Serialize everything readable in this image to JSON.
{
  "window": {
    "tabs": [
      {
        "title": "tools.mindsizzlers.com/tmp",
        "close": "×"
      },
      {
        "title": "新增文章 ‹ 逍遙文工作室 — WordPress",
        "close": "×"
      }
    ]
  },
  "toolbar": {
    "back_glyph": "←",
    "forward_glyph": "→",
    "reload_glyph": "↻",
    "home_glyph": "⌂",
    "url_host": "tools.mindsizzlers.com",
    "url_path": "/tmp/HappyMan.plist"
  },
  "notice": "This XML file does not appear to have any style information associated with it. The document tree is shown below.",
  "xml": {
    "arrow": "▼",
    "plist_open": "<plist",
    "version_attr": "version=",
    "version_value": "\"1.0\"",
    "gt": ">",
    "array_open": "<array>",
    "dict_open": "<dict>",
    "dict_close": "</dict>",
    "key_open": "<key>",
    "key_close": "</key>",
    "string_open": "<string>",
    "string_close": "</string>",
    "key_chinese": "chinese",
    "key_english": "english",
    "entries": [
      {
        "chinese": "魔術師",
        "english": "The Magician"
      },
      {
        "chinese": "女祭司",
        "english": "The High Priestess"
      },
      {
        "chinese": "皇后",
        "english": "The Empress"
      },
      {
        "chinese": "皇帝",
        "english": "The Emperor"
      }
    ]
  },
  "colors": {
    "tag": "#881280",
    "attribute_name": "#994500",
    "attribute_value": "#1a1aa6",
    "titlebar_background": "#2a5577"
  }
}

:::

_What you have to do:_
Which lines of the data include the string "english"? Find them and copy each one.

_Exercise solution:_
    "key_english": "english",
        "english": "The Magician"
        "english": "The High Priestess"
        "english": "The Empress"
        "english": "The Emperor"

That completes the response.